If you're anything like me, prying your pre-teen away from video games and out into the fresh air can be a challenge. However, since my 12-year-old son Jack has seen me training for the Lake Taupo Cycling Challenge he's been keen to hit the road with me. Given I'm still coming to terms with my own training, I thought it would be useful to talk to someone in the know about suitable levels of training for a child. So I had a chat with Lynne Munro, the Regional Development Coordinator for Bike NZ who heads up their school cycling programmes.
Remind them about the basics
Support from parents is the key, according to Munroe. Kids don't have the same perception of health and wellbeing that adults do and their bodies don't handle the same stresses, so we need to make sure our kids have the basics during a ride. Take a few layers of clothing and plenty of water. Keep reminding them to sip at regular intervals throughout the session, which is more regularly than we would. And have plenty of snacks handy.
Children under 10 can handle up to three hours per week in 30 minute sessions whereas 11 to 12-year-olds can handle up to 1½ hour sessions or around 30kms. Start off with a 10km ride and add another few kilometers each time you go out. As kids get older you can increase the distance.
Building confidence on the bike
Munroe believes the most important thing about getting kids on bikes is building their confidence. There's a big difference between a leisurely ride at the park, cycling on a road in busy traffic and pedalling in event with hundreds of other cyclists. Help your child practice basic road rules and traffic awareness. Munroe says there's no hard and fast rule about what age a child can ride on a road, it's more about judging their level of confidence on the bike first. Focus on mastering bike handling skills before hitting busy streets - can your child maintain stability on their bike while looking over their shoulder to check for traffic? Is your child able to ride one handed while drinking from their water bottle?
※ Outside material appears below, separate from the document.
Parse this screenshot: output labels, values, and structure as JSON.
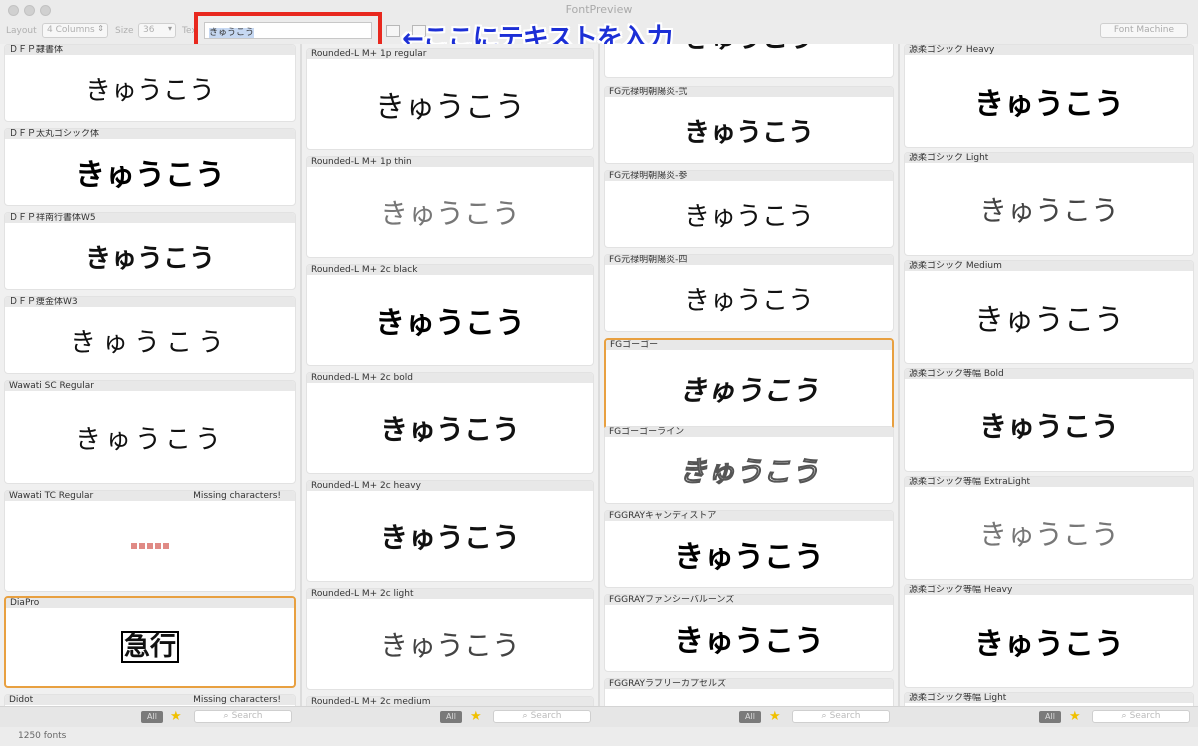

You can join group rides at local cycle shop which are generally run early on Saturdya and Sunday mornings. Heaps of cycle clubs also run regular rides and offer a wealth of experience and support for interested riders, young and old. Engaging the services of a coach is also useful. Bike NZ have a large database of accredited coaches willing to work with individual riders, families or groups.
* You can still enter your child in the under 10s leg (5kms) of the Lake Taupo Cycle Challenge on 24 November or you might like to get some other parents and kids together as a team and tackle the relay (4x40kms). Riders can also pedal to raise money for the charity @kids during the race - supporting children with heart conditions.